This month has been full of news about the new Cincy Red Bike system, the Ohio River Trail, and a proposed residential parking plan for Over-the-Rhine. UrbanCincy also looked into the history of the MidPoint Music Festival and how it evolved along with the city itself. If you missed any of them, check out UrbanCincy’s top five stories from September 2014:
The 2014 edition of the international protest related to the wasteful use of public land for automobile parking took place this past Friday. PARK(ing) Day, as it is known, took place in hundreds of cities across the globe, including Cincinnati.
As with past years, the majority of Cincinnati’s parking spaces turned temporary parks or hangouts were concentrated in the center city. Perhaps the most prominent installations were in Over-the-Rhine and across the river in Covington.
On the 41st episode of The UrbanCincy Podcast, Jake Mecklenborg tells us about his experiences driving for the ridesharing service Uber. We discuss the types of trips that riders have been making, the best strategy for drivers, the impacts of ridesharing so far, and what other businesses Uber and Lyft could eventually get into.
On the 40th episode of The UrbanCincy Podcast, we are joined by John Schneider. Although he is now widely known for his involvement in rail transit projects, Schneider was also one of the fathers of the massive Fort Washington Way rebuild that began in 1998.

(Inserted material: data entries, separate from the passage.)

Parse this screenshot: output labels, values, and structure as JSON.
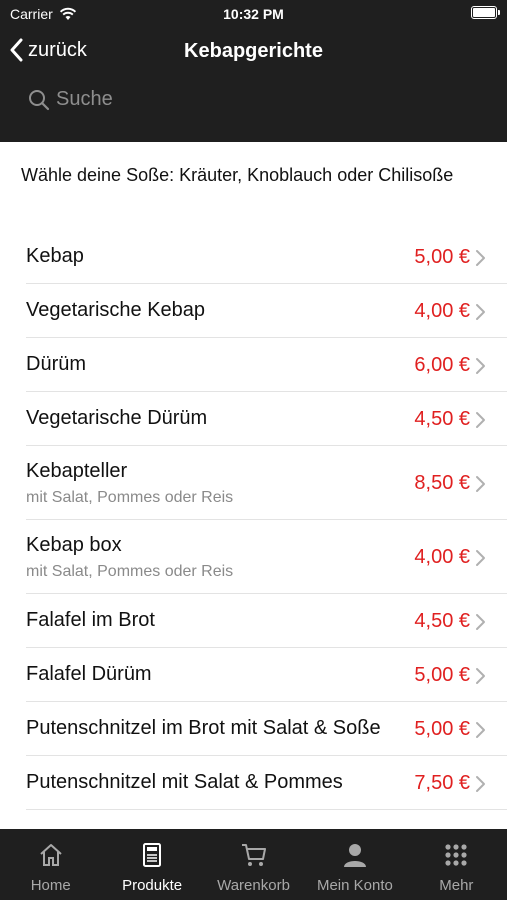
{
  "status": {
    "carrier": "Carrier",
    "time": "10:32 PM"
  },
  "nav": {
    "back_label": "zurück",
    "title": "Kebapgerichte"
  },
  "search": {
    "placeholder": "Suche"
  },
  "intro": "Wähle deine Soße: Kräuter, Knoblauch oder Chilisoße",
  "items": [
    {
      "name": "Kebap",
      "price": "5,00 €"
    },
    {
      "name": "Vegetarische Kebap",
      "price": "4,00 €"
    },
    {
      "name": "Dürüm",
      "price": "6,00 €"
    },
    {
      "name": "Vegetarische Dürüm",
      "price": "4,50 €"
    },
    {
      "name": "Kebapteller",
      "desc": "mit Salat, Pommes oder Reis",
      "price": "8,50 €"
    },
    {
      "name": "Kebap box",
      "desc": "mit Salat, Pommes oder Reis",
      "price": "4,00 €"
    },
    {
      "name": "Falafel im Brot",
      "price": "4,50 €"
    },
    {
      "name": "Falafel Dürüm",
      "price": "5,00 €"
    },
    {
      "name": "Putenschnitzel im Brot mit Salat & Soße",
      "price": "5,00 €"
    },
    {
      "name": "Putenschnitzel mit Salat & Pommes",
      "price": "7,50 €"
    }
  ],
  "tabs": [
    {
      "label": "Home",
      "icon": "home-icon"
    },
    {
      "label": "Produkte",
      "icon": "menu-card-icon",
      "active": true
    },
    {
      "label": "Warenkorb",
      "icon": "cart-icon"
    },
    {
      "label": "Mein Konto",
      "icon": "person-icon"
    },
    {
      "label": "Mehr",
      "icon": "grid-dots-icon"
    }
  ],
  "colors": {
    "header": "#1f1f1f",
    "price": "#e02020"
  }
}
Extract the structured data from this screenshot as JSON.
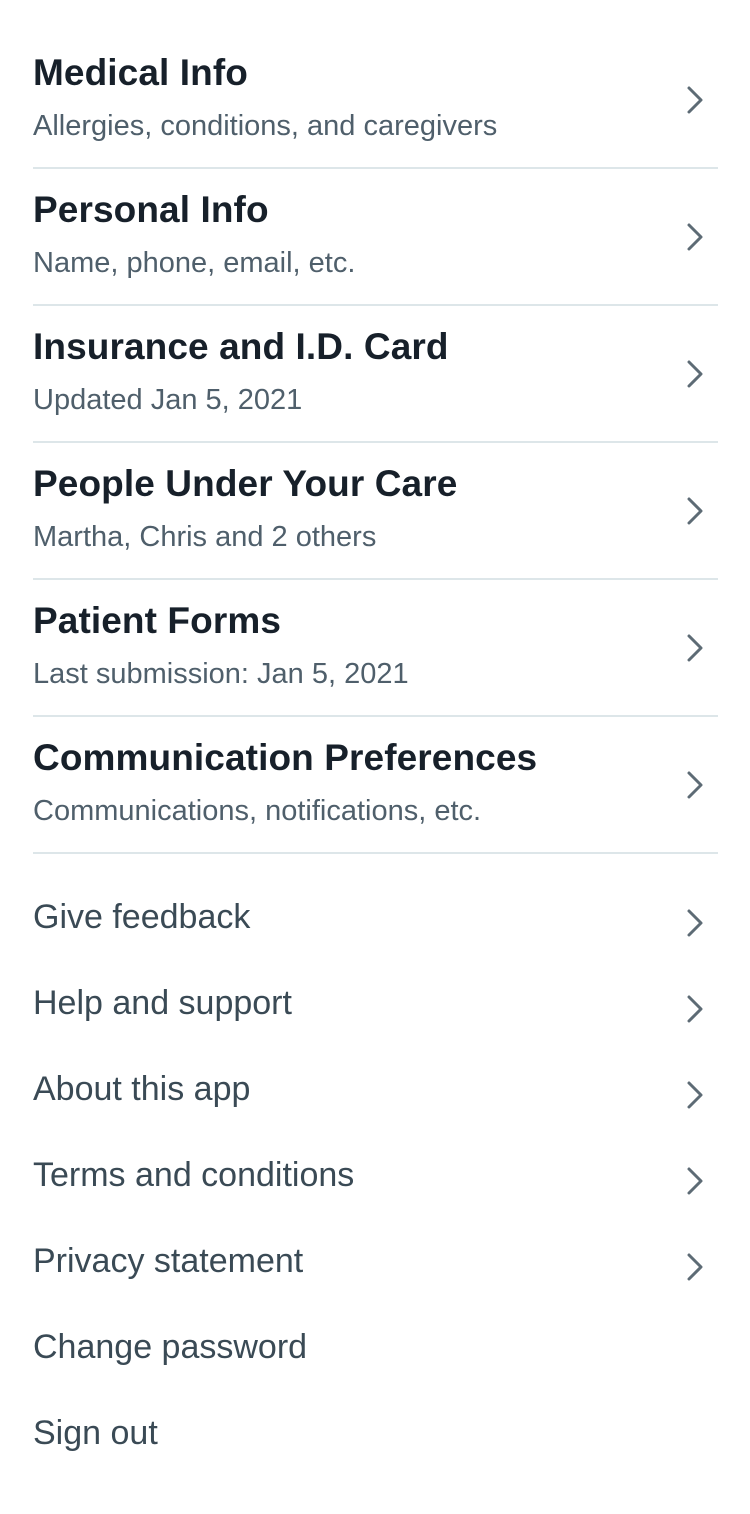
{
  "sections": [
    {
      "title": "Medical Info",
      "subtitle": "Allergies, conditions, and caregivers"
    },
    {
      "title": "Personal Info",
      "subtitle": "Name, phone, email, etc."
    },
    {
      "title": "Insurance and I.D. Card",
      "subtitle": "Updated Jan 5, 2021"
    },
    {
      "title": "People Under Your Care",
      "subtitle": "Martha, Chris and 2 others"
    },
    {
      "title": "Patient Forms",
      "subtitle": "Last submission: Jan 5, 2021"
    },
    {
      "title": "Communication Preferences",
      "subtitle": "Communications, notifications, etc."
    }
  ],
  "links": [
    {
      "label": "Give feedback",
      "icon": "chevron-right-icon"
    },
    {
      "label": "Help and support",
      "icon": "chevron-right-icon"
    },
    {
      "label": "About this app",
      "icon": "chevron-right-icon"
    },
    {
      "label": "Terms and conditions",
      "icon": "chevron-right-icon"
    },
    {
      "label": "Privacy statement",
      "icon": "chevron-right-icon"
    },
    {
      "label": "Change password",
      "icon": ""
    },
    {
      "label": "Sign out",
      "icon": ""
    }
  ],
  "colors": {
    "title": "#17202a",
    "subtitle": "#4f5f6b",
    "link": "#3a4a55",
    "divider": "#dde6e9",
    "chevron": "#5d6b75"
  }
}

We discuss some alternative plans that were considered, such as rerouting I-71; the limitations that were placed on the project, including the need to reuse the existing Lytle Tunnel tubes; and how the stadiums, the Underground Railroad Freedom Center, and The Banks came into the picture. Finally, we speculate on the future usage of the Riverfront Transit Center, the future of USBank Arena, and when/if the highway will ever be capped.